Tick tock? More like ding-dong, mutha—shut your mouth. What baby? We’re talkin’ about Core i7.
Our apologies to Isaac Hayes, but if he were alive, we’re almost certain he would have been tapped to hammer out a theme song for Intel’s most significant CPU launch in, well, ever.
Why is this CPU more significant than the 8088, Pentium, or Pentium M? As the second new chip produced after a series of embarrassing losses to archrival AMD, the Core i7 will answer for the world whether Intel is prepared to ride the momentum of its Core 2 launch with another winning chip or if it’s content to rest on its laurels, as it did with the Pentium 4.
Core i7 also represents a major new direction for Intel, which has stubbornly clung to the ancient front-side-bus architecture and discrete memory controller for years. Indeed, with its triple-channel integrated DDR3 memory controller and chip-to-chip interconnect, the block map of a Core i7 looks more like an Athlon 64 than a Core 2 chip.
Intel actually has three quad-core Core i7 CPUs ready: the top-end 3.2GHz Core i7-965 Extreme Edition, the performance-oriented 2.93GHz Core i7-940, and the midrange 2.66GHz Core i7-920. For the most part, all three are exactly the same except for clock speeds, multiplier locking (only the Extreme is unlocked), and QuickPath Interconnect speed. See the chart on page 42 for details.
The bigger issue is how Core i7 performs. To find out, we ran the Extreme 965 against AMD’s fastest proc as well as Intel’s previous top gun in a gauntlet of benchmarks. Read on for the results.
Continue reading for our comprehensive review and benchmarks!
Are you sick of using iTunes? We don't blame you. The program eats up resources and makes us scratch our heads with its "Genius" recommendations, and we're ready to throw out display through the wall every time the Apple Software Updater tells us that there's a new version of Safari out. Arrgh!
Before our inner Hulk gets both mad and strong, we've taken a look at alternatives to the popular music library software. As luck would have it, we stumbled across an open-source solution that's every bit as good (and functional!) as iTunes. Better still, it comes without all of the clutter! You might have heard of the application before--it's called Songbird, an open-source music library application straight from Mozilla itself. But what you might not be aware of is the sheer depth of functionality (and dare we say it, iTunes replication) inherent in the program itself. And we're going to show you the top nine ways to tweak this application to bits and make it do exactly what you want, including features you'll never find in iTunes!
Throw on your headphones and check our out big list behind the jump!
As some of you may recall, we featured a Budget Badass Buyer’s Guide at the beginning of the month to provide some guidance to those looking for solid performance at what we, Maximum PC, would consider to be a reasonable price. We read your responses to the build and many felt that $1500 was a bit over what the typical user would consider “budget.” So, we took it a step further and created a Budget PC below the $1500 mark. In fact, we even dropped it under $1000. At $800, we couldn’t quite figure out if it would even be possible to construct a PC that could play the latest games or even do some basic photo-manipulation in Photoshop. We stepped up to the challenge and built this Budget PC and put it to the test against our hardcore, $5000 machines to see how they match up.

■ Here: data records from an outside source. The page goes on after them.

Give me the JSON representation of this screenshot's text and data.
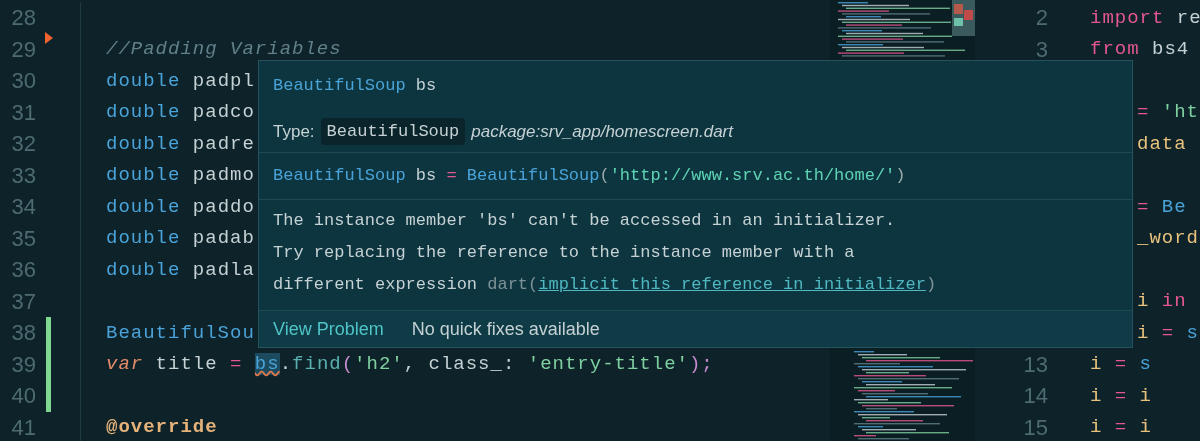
{
  "left_editor": {
    "lines": [
      {
        "number": "28",
        "added": false,
        "deleted": false
      },
      {
        "number": "29",
        "added": false,
        "deleted": true,
        "tokens": [
          {
            "text": "//Padding Variables",
            "kind": "comment"
          }
        ]
      },
      {
        "number": "30",
        "added": false,
        "deleted": false,
        "tokens": [
          {
            "text": "double",
            "kind": "keyword"
          },
          {
            "text": " padpl",
            "kind": "plain"
          }
        ]
      },
      {
        "number": "31",
        "added": false,
        "deleted": false,
        "tokens": [
          {
            "text": "double",
            "kind": "keyword"
          },
          {
            "text": " padco",
            "kind": "plain"
          }
        ]
      },
      {
        "number": "32",
        "added": false,
        "deleted": false,
        "tokens": [
          {
            "text": "double",
            "kind": "keyword"
          },
          {
            "text": " padre",
            "kind": "plain"
          }
        ]
      },
      {
        "number": "33",
        "added": false,
        "deleted": false,
        "tokens": [
          {
            "text": "double",
            "kind": "keyword"
          },
          {
            "text": " padmo",
            "kind": "plain"
          }
        ]
      },
      {
        "number": "34",
        "added": false,
        "deleted": false,
        "tokens": [
          {
            "text": "double",
            "kind": "keyword"
          },
          {
            "text": " paddo",
            "kind": "plain"
          }
        ]
      },
      {
        "number": "35",
        "added": false,
        "deleted": false,
        "tokens": [
          {
            "text": "double",
            "kind": "keyword"
          },
          {
            "text": " padab",
            "kind": "plain"
          }
        ]
      },
      {
        "number": "36",
        "added": false,
        "deleted": false,
        "tokens": [
          {
            "text": "double",
            "kind": "keyword"
          },
          {
            "text": " padla",
            "kind": "plain"
          }
        ]
      },
      {
        "number": "37",
        "added": false,
        "deleted": false
      },
      {
        "number": "38",
        "added": true,
        "deleted": false,
        "tokens": [
          {
            "text": "BeautifulSou",
            "kind": "type"
          }
        ]
      },
      {
        "number": "39",
        "added": true,
        "deleted": false,
        "tokens": [
          {
            "text": "var",
            "kind": "storage"
          },
          {
            "text": " title ",
            "kind": "plain"
          },
          {
            "text": "= ",
            "kind": "operator"
          },
          {
            "text": "bs",
            "kind": "error_ref"
          },
          {
            "text": ".",
            "kind": "plain"
          },
          {
            "text": "find",
            "kind": "method"
          },
          {
            "text": "(",
            "kind": "punct"
          },
          {
            "text": "'h2'",
            "kind": "string"
          },
          {
            "text": ", class_: ",
            "kind": "plain"
          },
          {
            "text": "'entry-title'",
            "kind": "string"
          },
          {
            "text": ");",
            "kind": "punct"
          }
        ]
      },
      {
        "number": "40",
        "added": true,
        "deleted": false
      },
      {
        "number": "41",
        "added": false,
        "deleted": false,
        "tokens": [
          {
            "text": "@override",
            "kind": "annotation"
          }
        ]
      }
    ]
  },
  "right_editor": {
    "lines": [
      {
        "kind": "line",
        "number": "2",
        "tokens": [
          {
            "text": "import",
            "kind": "control"
          },
          {
            "text": " re",
            "kind": "plain"
          }
        ]
      },
      {
        "kind": "line",
        "number": "3",
        "tokens": [
          {
            "text": "from",
            "kind": "control"
          },
          {
            "text": " bs4",
            "kind": "plain"
          }
        ]
      },
      {
        "kind": "blank"
      },
      {
        "kind": "partial",
        "tokens": [
          {
            "text": "=",
            "kind": "operator"
          },
          {
            "text": " 'ht",
            "kind": "string"
          }
        ]
      },
      {
        "kind": "partial",
        "tokens": [
          {
            "text": "data",
            "kind": "variable"
          }
        ]
      },
      {
        "kind": "blank"
      },
      {
        "kind": "partial",
        "tokens": [
          {
            "text": "=",
            "kind": "operator"
          },
          {
            "text": " Be",
            "kind": "type"
          }
        ]
      },
      {
        "kind": "partial",
        "tokens": [
          {
            "text": "_word",
            "kind": "variable"
          }
        ]
      },
      {
        "kind": "blank"
      },
      {
        "kind": "partial",
        "tokens": [
          {
            "text": "i",
            "kind": "variable"
          },
          {
            "text": " in",
            "kind": "control"
          }
        ]
      },
      {
        "kind": "partial",
        "tokens": [
          {
            "text": "i",
            "kind": "variable"
          },
          {
            "text": " =",
            "kind": "operator"
          },
          {
            "text": " s",
            "kind": "type"
          }
        ]
      },
      {
        "kind": "line",
        "number": "13",
        "tokens": [
          {
            "text": "i",
            "kind": "variable"
          },
          {
            "text": " =",
            "kind": "operator"
          },
          {
            "text": " s",
            "kind": "type"
          }
        ]
      },
      {
        "kind": "line",
        "number": "14",
        "tokens": [
          {
            "text": "i",
            "kind": "variable"
          },
          {
            "text": " =",
            "kind": "operator"
          },
          {
            "text": " i",
            "kind": "variable"
          }
        ]
      },
      {
        "kind": "line",
        "number": "15",
        "tokens": [
          {
            "text": "i",
            "kind": "variable"
          },
          {
            "text": " =",
            "kind": "operator"
          },
          {
            "text": " i",
            "kind": "variable"
          }
        ]
      }
    ]
  },
  "hover_popup": {
    "declaration": [
      {
        "text": "BeautifulSoup",
        "kind": "type"
      },
      {
        "text": " bs",
        "kind": "plain"
      }
    ],
    "type_label": "Type:",
    "type_name": "BeautifulSoup",
    "type_source": "package:srv_app/homescreen.dart",
    "signature": [
      {
        "text": "BeautifulSoup",
        "kind": "type"
      },
      {
        "text": " bs ",
        "kind": "plain"
      },
      {
        "text": "= ",
        "kind": "operator"
      },
      {
        "text": "BeautifulSoup",
        "kind": "type"
      },
      {
        "text": "(",
        "kind": "paren"
      },
      {
        "text": "'http://www.srv.ac.th/home/'",
        "kind": "string"
      },
      {
        "text": ")",
        "kind": "paren"
      }
    ],
    "message": "The instance member 'bs' can't be accessed in an initializer.\nTry replacing the reference to the instance member with a different expression",
    "message_source": "dart(",
    "rule_link": "implicit_this_reference_in_initializer",
    "message_close": ")",
    "footer": {
      "link": "View Problem",
      "note": "No quick fixes available"
    }
  }
}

Since we are still in the process of assembling the rig, benchmarks have yet to be run. For now, we give you our parts list. Check back soon for the results from our tests!

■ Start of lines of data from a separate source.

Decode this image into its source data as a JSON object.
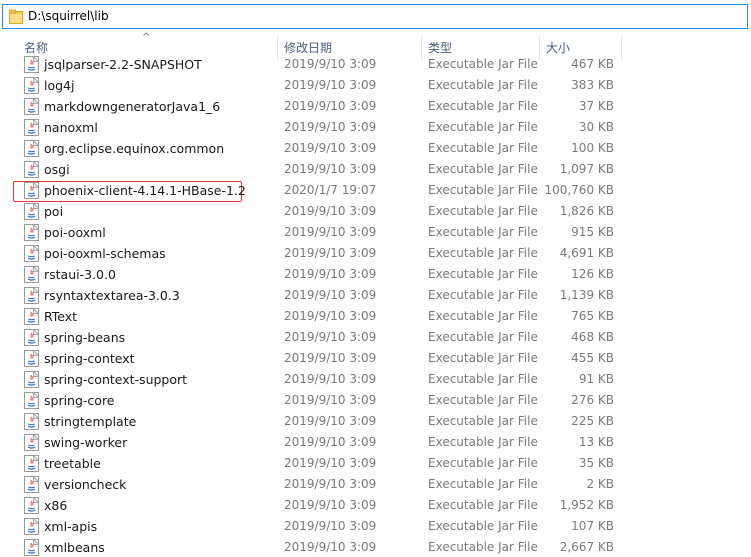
{
  "address": {
    "path": "D:\\squirrel\\lib"
  },
  "columns": {
    "name": "名称",
    "date": "修改日期",
    "type": "类型",
    "size": "大小"
  },
  "files": [
    {
      "name": "jsqlparser-2.2-SNAPSHOT",
      "date": "2019/9/10 3:09",
      "type": "Executable Jar File",
      "size": "467 KB"
    },
    {
      "name": "log4j",
      "date": "2019/9/10 3:09",
      "type": "Executable Jar File",
      "size": "383 KB"
    },
    {
      "name": "markdowngeneratorJava1_6",
      "date": "2019/9/10 3:09",
      "type": "Executable Jar File",
      "size": "37 KB"
    },
    {
      "name": "nanoxml",
      "date": "2019/9/10 3:09",
      "type": "Executable Jar File",
      "size": "30 KB"
    },
    {
      "name": "org.eclipse.equinox.common",
      "date": "2019/9/10 3:09",
      "type": "Executable Jar File",
      "size": "100 KB"
    },
    {
      "name": "osgi",
      "date": "2019/9/10 3:09",
      "type": "Executable Jar File",
      "size": "1,097 KB"
    },
    {
      "name": "phoenix-client-4.14.1-HBase-1.2",
      "date": "2020/1/7 19:07",
      "type": "Executable Jar File",
      "size": "100,760 KB",
      "highlighted": true
    },
    {
      "name": "poi",
      "date": "2019/9/10 3:09",
      "type": "Executable Jar File",
      "size": "1,826 KB"
    },
    {
      "name": "poi-ooxml",
      "date": "2019/9/10 3:09",
      "type": "Executable Jar File",
      "size": "915 KB"
    },
    {
      "name": "poi-ooxml-schemas",
      "date": "2019/9/10 3:09",
      "type": "Executable Jar File",
      "size": "4,691 KB"
    },
    {
      "name": "rstaui-3.0.0",
      "date": "2019/9/10 3:09",
      "type": "Executable Jar File",
      "size": "126 KB"
    },
    {
      "name": "rsyntaxtextarea-3.0.3",
      "date": "2019/9/10 3:09",
      "type": "Executable Jar File",
      "size": "1,139 KB"
    },
    {
      "name": "RText",
      "date": "2019/9/10 3:09",
      "type": "Executable Jar File",
      "size": "765 KB"
    },
    {
      "name": "spring-beans",
      "date": "2019/9/10 3:09",
      "type": "Executable Jar File",
      "size": "468 KB"
    },
    {
      "name": "spring-context",
      "date": "2019/9/10 3:09",
      "type": "Executable Jar File",
      "size": "455 KB"
    },
    {
      "name": "spring-context-support",
      "date": "2019/9/10 3:09",
      "type": "Executable Jar File",
      "size": "91 KB"
    },
    {
      "name": "spring-core",
      "date": "2019/9/10 3:09",
      "type": "Executable Jar File",
      "size": "276 KB"
    },
    {
      "name": "stringtemplate",
      "date": "2019/9/10 3:09",
      "type": "Executable Jar File",
      "size": "225 KB"
    },
    {
      "name": "swing-worker",
      "date": "2019/9/10 3:09",
      "type": "Executable Jar File",
      "size": "13 KB"
    },
    {
      "name": "treetable",
      "date": "2019/9/10 3:09",
      "type": "Executable Jar File",
      "size": "35 KB"
    },
    {
      "name": "versioncheck",
      "date": "2019/9/10 3:09",
      "type": "Executable Jar File",
      "size": "2 KB"
    },
    {
      "name": "x86",
      "date": "2019/9/10 3:09",
      "type": "Executable Jar File",
      "size": "1,952 KB"
    },
    {
      "name": "xml-apis",
      "date": "2019/9/10 3:09",
      "type": "Executable Jar File",
      "size": "107 KB"
    },
    {
      "name": "xmlbeans",
      "date": "2019/9/10 3:09",
      "type": "Executable Jar File",
      "size": "2,667 KB"
    }
  ],
  "icons": {
    "folder": "folder-icon",
    "file": "java-jar-icon",
    "sort": "sort-ascending-arrow"
  },
  "colors": {
    "address_border": "#1e90e8",
    "highlight_border": "#e23838",
    "header_text": "#4c607a"
  }
}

There's a lot of stuff that goes on underneath the hood of your operating system. For the majority of you that are running a Windows OS, trying to figure out how all the bits and pieces work together is like popping the hood and wondering how you can make your car run faster. But you don't have to be a guru just to make the most out of your everyday computing experience. A number of developers have created programs to ease, and even automate, the innermost workings of Windows.

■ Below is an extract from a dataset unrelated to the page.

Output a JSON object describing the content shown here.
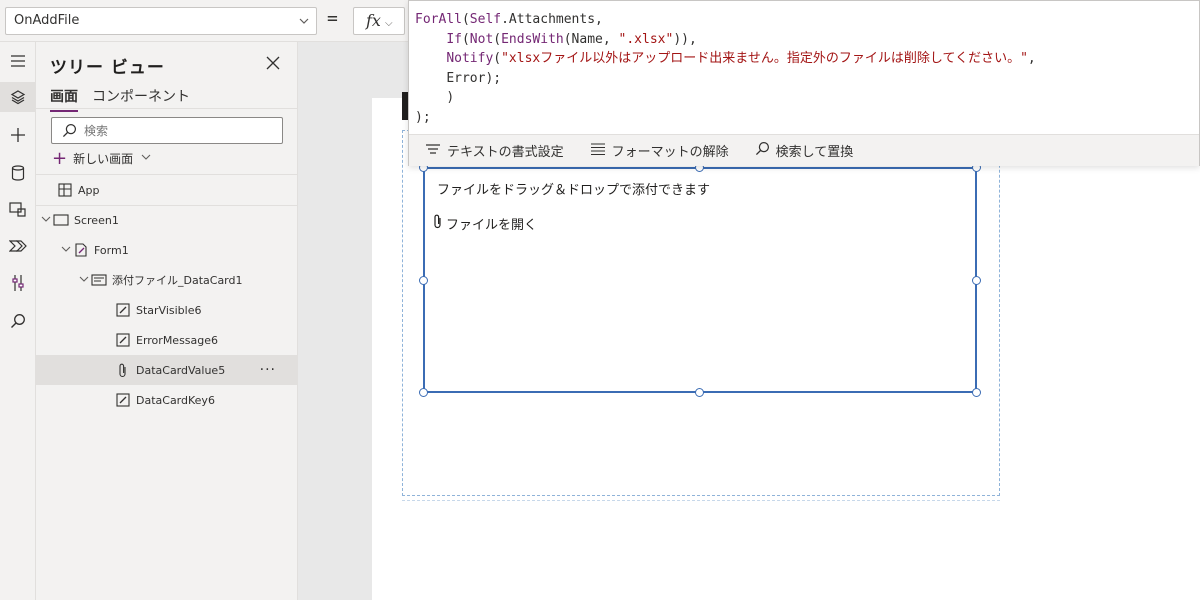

Click the jump to check out the four (free) programs we've found that will let you take ultimate control over your operating system!